“Our guys, the next practice, it was a totally different attitude,” Diffie said. “We started going into game expecting to win, not hoping to win.”
With five returning starters on its roster, Bartlett opened the 2013-14 season with 16 straight victories. Class 3A Lorena has handed Bartlett its lone loss.
Bartlett has been led by senior James McKinney’s 14.1 points and 8.2 rebounds per game. Kelvin Alston (13.5) and his twin brother, Devin, (10.0) are averaging double-digit scoring totals, and senior Weston Rafay, whose father played on the 1983 state-finalist team, is contributing 8.2 points per game.
“There’s been a turnaround. There is a hunger to win, to go get it,” McKinney said. “We never had that in our sophomore and freshman (years).”
Bartlett lost its only playoff game in 2013, and the team has won only two postseason contests over the past 10 years. This winter, Bartlett has its sights set on a better showing in the second season.
“We’re trying to meet up with Mumford,” Kelvin Alston said.
Mumford, which resides in the neighboring District 25-A, has reached the Class A, Division I championship game in each of the past two seasons. The Mustangs (22-1) were ranked first this week in the Class A, Division I state poll released by the Texas Association of Basketball Coaches. Bartlett was 11th.
But before Bartlett can start planning for a regional showdown with Mumford, the Bulldogs must defend their district title.

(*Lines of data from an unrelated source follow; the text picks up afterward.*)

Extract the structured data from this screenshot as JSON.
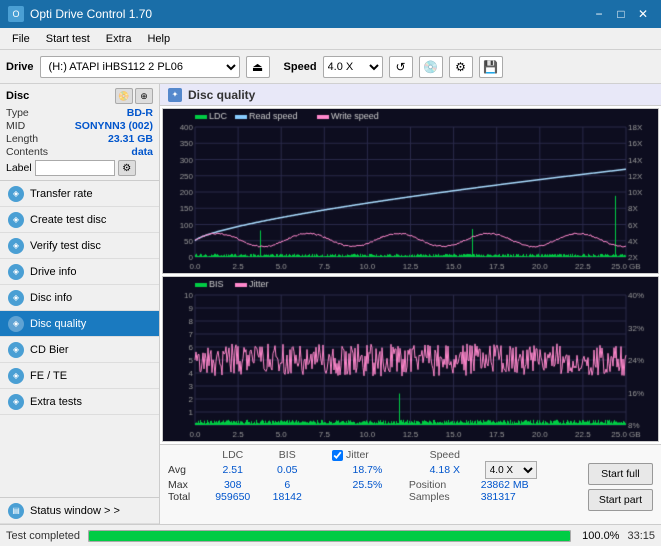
{
  "titlebar": {
    "title": "Opti Drive Control 1.70",
    "icon": "O",
    "minimize": "−",
    "maximize": "□",
    "close": "✕"
  },
  "menu": {
    "items": [
      "File",
      "Start test",
      "Extra",
      "Help"
    ]
  },
  "drivebar": {
    "label": "Drive",
    "drive_value": "(H:) ATAPI iHBS112 2 PL06",
    "speed_label": "Speed",
    "speed_value": "4.0 X"
  },
  "disc": {
    "title": "Disc",
    "type_label": "Type",
    "type_value": "BD-R",
    "mid_label": "MID",
    "mid_value": "SONYNN3 (002)",
    "length_label": "Length",
    "length_value": "23.31 GB",
    "contents_label": "Contents",
    "contents_value": "data",
    "label_label": "Label",
    "label_value": ""
  },
  "sidebar": {
    "items": [
      {
        "id": "transfer-rate",
        "label": "Transfer rate",
        "active": false
      },
      {
        "id": "create-test-disc",
        "label": "Create test disc",
        "active": false
      },
      {
        "id": "verify-test-disc",
        "label": "Verify test disc",
        "active": false
      },
      {
        "id": "drive-info",
        "label": "Drive info",
        "active": false
      },
      {
        "id": "disc-info",
        "label": "Disc info",
        "active": false
      },
      {
        "id": "disc-quality",
        "label": "Disc quality",
        "active": true
      },
      {
        "id": "cd-bier",
        "label": "CD Bier",
        "active": false
      },
      {
        "id": "fe-te",
        "label": "FE / TE",
        "active": false
      },
      {
        "id": "extra-tests",
        "label": "Extra tests",
        "active": false
      }
    ],
    "status_window": "Status window > >"
  },
  "disc_quality": {
    "title": "Disc quality",
    "chart1": {
      "legend": [
        {
          "label": "LDC",
          "color": "#00cc44"
        },
        {
          "label": "Read speed",
          "color": "#88ccff"
        },
        {
          "label": "Write speed",
          "color": "#ff88cc"
        }
      ],
      "y_left": [
        "400",
        "350",
        "300",
        "250",
        "200",
        "150",
        "100",
        "50",
        "0"
      ],
      "y_right": [
        "18X",
        "16X",
        "14X",
        "12X",
        "10X",
        "8X",
        "6X",
        "4X",
        "2X"
      ],
      "x_labels": [
        "0.0",
        "2.5",
        "5.0",
        "7.5",
        "10.0",
        "12.5",
        "15.0",
        "17.5",
        "20.0",
        "22.5",
        "25.0 GB"
      ]
    },
    "chart2": {
      "legend": [
        {
          "label": "BIS",
          "color": "#00cc44"
        },
        {
          "label": "Jitter",
          "color": "#ff88cc"
        }
      ],
      "y_left": [
        "10",
        "9",
        "8",
        "7",
        "6",
        "5",
        "4",
        "3",
        "2",
        "1"
      ],
      "y_right": [
        "40%",
        "32%",
        "24%",
        "16%",
        "8%"
      ],
      "x_labels": [
        "0.0",
        "2.5",
        "5.0",
        "7.5",
        "10.0",
        "12.5",
        "15.0",
        "17.5",
        "20.0",
        "22.5",
        "25.0 GB"
      ]
    }
  },
  "stats": {
    "headers": [
      "LDC",
      "BIS",
      "",
      "Jitter",
      "Speed",
      "",
      ""
    ],
    "avg_label": "Avg",
    "avg_ldc": "2.51",
    "avg_bis": "0.05",
    "avg_jitter": "18.7%",
    "max_label": "Max",
    "max_ldc": "308",
    "max_bis": "6",
    "max_jitter": "25.5%",
    "total_label": "Total",
    "total_ldc": "959650",
    "total_bis": "18142",
    "speed_label": "Speed",
    "speed_value": "4.18 X",
    "speed_select": "4.0 X",
    "position_label": "Position",
    "position_value": "23862 MB",
    "samples_label": "Samples",
    "samples_value": "381317",
    "start_full": "Start full",
    "start_part": "Start part",
    "jitter_checked": true,
    "jitter_label": "Jitter"
  },
  "statusbar": {
    "text": "Test completed",
    "progress": 100,
    "progress_text": "100.0%",
    "time": "33:15"
  }
}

Bartlett will open district play against Gateway Prep on Friday.
“Hopefully when you get to that opportunity (to play Mumford), you put your best foot forward,” Diffie said. “Your mind stays on the idea that they’re in your region and they’re waiting, but your focus can’t be them.”